Also, you will note that Stanton's WPA is still pretty comparable to these greats. Stanton owns the 10th-highest WPA in all of baseball. If WPA, a stat that is entirely context-dependent and rewards you for better play in crucial situations, points to Stanton being a top performer, should his clutch performance even factor in?

And this does not even get to the crux of the matter: clutch skill is nearly impossible to discern in a player. From FanGraphs:

Clutch does a good job of describing the past, but it does very little towards predicting the future. Simply because one player was clutch at one point does not mean they will continue to perform well in high-leverage situations (and vice versa). Very few players have the ability to be consistently clutch over the course of their careers, and choking in one season does not beget the same in the future.

This does not mean that clutch skill does not exist. Research done by the authors of The Book: Playing the Percentages in Baseball noted that there was a slight on-base skill increase.

Anyway, as for actually finding a clutch skill, Andy did in fact find it, and the results are published in The Book.  On p.103:

Batters perform slightly differently when under pressure. About one in six players increases his inherent "OBP skill" by eight points or more in high-pressure situations; a comparable number of players decreases it by eight points or more.

But as Andy concludes later on p.108:

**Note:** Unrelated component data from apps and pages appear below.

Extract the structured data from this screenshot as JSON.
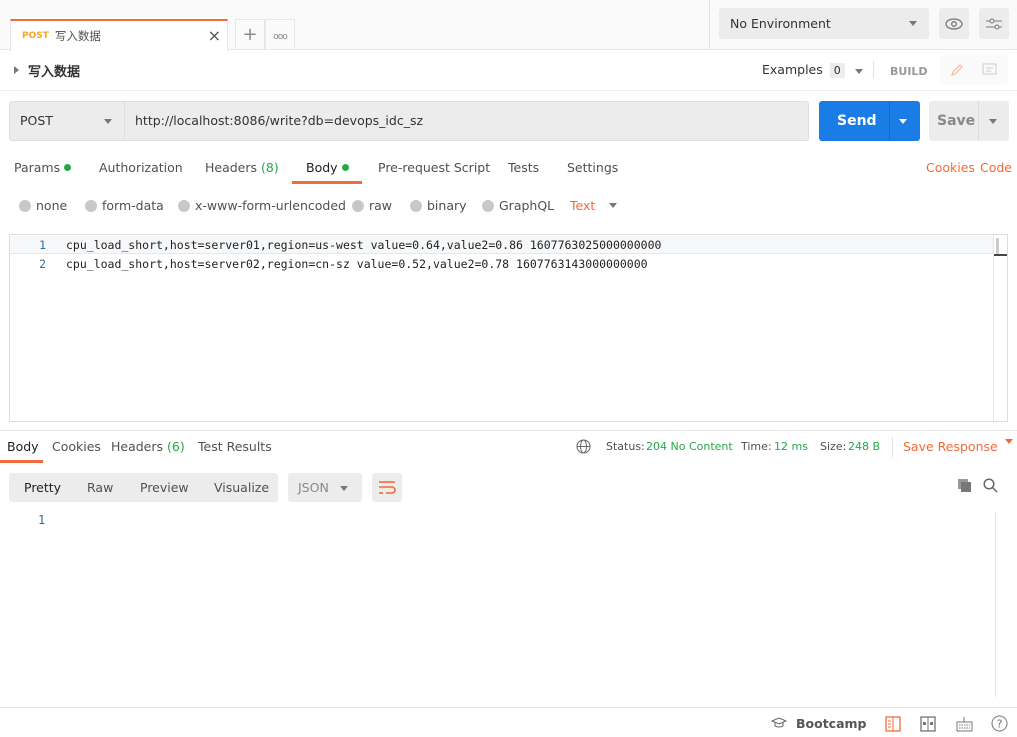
{
  "tabs": [
    {
      "method": "POST",
      "title": "写入数据"
    }
  ],
  "environment": {
    "selected": "No Environment"
  },
  "request": {
    "name": "写入数据",
    "examples_label": "Examples",
    "examples_count": "0",
    "build_label": "BUILD",
    "method": "POST",
    "url": "http://localhost:8086/write?db=devops_idc_sz",
    "send_label": "Send",
    "save_label": "Save"
  },
  "request_tabs": {
    "params": "Params",
    "authorization": "Authorization",
    "headers": "Headers",
    "headers_count": "(8)",
    "body": "Body",
    "prerequest": "Pre-request Script",
    "tests": "Tests",
    "settings": "Settings",
    "cookies": "Cookies",
    "code": "Code"
  },
  "body_types": {
    "none": "none",
    "form_data": "form-data",
    "urlencoded": "x-www-form-urlencoded",
    "raw": "raw",
    "binary": "binary",
    "graphql": "GraphQL",
    "format": "Text",
    "selected": "raw"
  },
  "body_lines": [
    {
      "n": "1",
      "text": "cpu_load_short,host=server01,region=us-west value=0.64,value2=0.86 1607763025000000000"
    },
    {
      "n": "2",
      "text": "cpu_load_short,host=server02,region=cn-sz value=0.52,value2=0.78 1607763143000000000"
    }
  ],
  "response": {
    "tabs": {
      "body": "Body",
      "cookies": "Cookies",
      "headers": "Headers",
      "headers_count": "(6)",
      "test_results": "Test Results"
    },
    "status_label": "Status:",
    "status": "204 No Content",
    "time_label": "Time:",
    "time": "12 ms",
    "size_label": "Size:",
    "size": "248 B",
    "save_response": "Save Response",
    "views": {
      "pretty": "Pretty",
      "raw": "Raw",
      "preview": "Preview",
      "visualize": "Visualize"
    },
    "format": "JSON",
    "lines": [
      "1"
    ]
  },
  "footer": {
    "bootcamp": "Bootcamp"
  },
  "colors": {
    "accent": "#f26b3a",
    "send": "#1a7de6",
    "success": "#26a74a"
  }
}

For all practical purposes, a player can be expected to hit equally well in the clutch as he would be expected to do in an ordinary situation.

The problem is that it takes a lot of plate appearances to find statistically significant differences, a lot more than things like platoon advantage. Thus, it is hard to discern whether any individual player has a real skill in it or not, even if we know it exists.

The Stanton clutch question is not really much of a question at all. He plays extremely well, he has played less well in clutch situations in the past, and we have no idea whether or not any of that is real or simply a blip in the data. Without true knowledge of the workings of a player, something that is more garnered by scouts watching field-level on a daily basis or having advanced biometric data on hand, we really cannot discern what any of these numbers mean, if anything at all.